Kurdish officials accused the Iraqi army of carrying out a “major, multi-prong attack” and reported heavy clashes on the city’s outskirts.

But a spokesman for Iraq’s state-backed militias said they encountered little resistance.

By midday, federal forces had moved into several major oil fields north of the city, as well as its airport and an important military base, according to Iraqi commanders. Kurdish party headquarters inside Kirkuk had been abandoned.

The US, which has armed, trained and provided vital air support to both sides in their shared struggle against the Islamic State group, described the events as “coordinated movements, not attacks”, while bemoaning the dispute as a distraction in the fight against a common enemy. It said the limited exchange of fire was a “misunderstanding”.

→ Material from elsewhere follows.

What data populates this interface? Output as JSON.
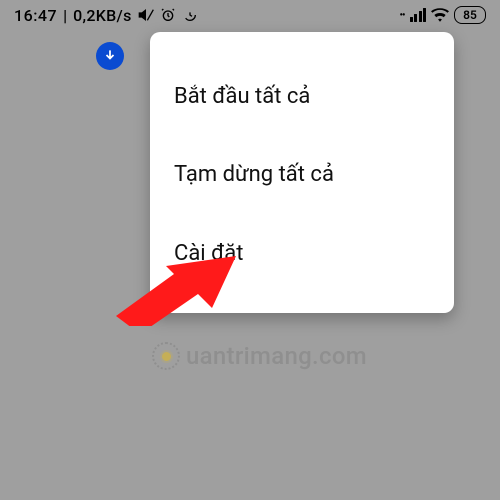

After initial reports of clashes in and around the city, it appeared by the afternoon as though the vastly outnumbered Kurdish forces, known as the peshmerga, were pulling out with hardly a fight.

Local police stayed in place in Kirkuk as Prime Minister Haidar al-Abadi called on civil servants to remain at their posts to serve the city.

“We have only acted to fulfil our constitutional duty and extend the federal authority and impose security and protect the national wealth in this city,” he said.

Still, thousands of civilians could be seen leaving with their belongings heading north along the country roads that lead to Iraq’s autonomous Kurdish region.

Kirkuk, home to some one million Arabs, Kurds, Turkmen and Christians, has been at the heart of a long-running dispute between the autonomous Kurdish region and the central government in Baghdad. Both are close allies of the US.

The Kurdistan Region Security Council said that the peshmerga destroyed at least five US-supplied Humvees being used by Iraq’s state-sanctioned militias following the “unprovoked attack” south of the city.

Brigadier General Bahzad Ahmed, a spokesman for Kurdish forces, said federal forces seized an oil and gas company and other industrial areas south of Kirkuk in fighting with Kurdish forces that caused “lots of casualties”.

He said Iraqi forces had “burnt lots of houses and killed many people” south of the disputed city. His claims could not be independently verified.

A spokesman for Iraq’s state-sanctioned militias said they had “achieved all our goals” in retaking areas from Kurdish forces in and around the northern city. Ahmed al-Assadi said federal forces came under fire from “some rebels” after launching the operation early yesterday and returned fire. He did not say whether they suffered any casualties.

He said federal forces have been deployed in the area of the K-1 military base, the Kirkuk airport and a number of oil fields and installations.

Al-Assadi said the state-backed militias, mainly Shiite Arab fighters known as the Popular Mobilisation Forces, had not entered the city centre, but journalists saw Turkmen PMF militiamen taking up posts in the western part of the city.

Tensions have soared since the Kurds held a non-binding referendum last month in which they voted for independence from Iraq. The central government, along with neighbouring Turkey and Iran, as well as the United States, rejected the vote.

The central government and the autonomous Kurdish region have long been divided over the sharing of oil revenues and the fate of disputed territories.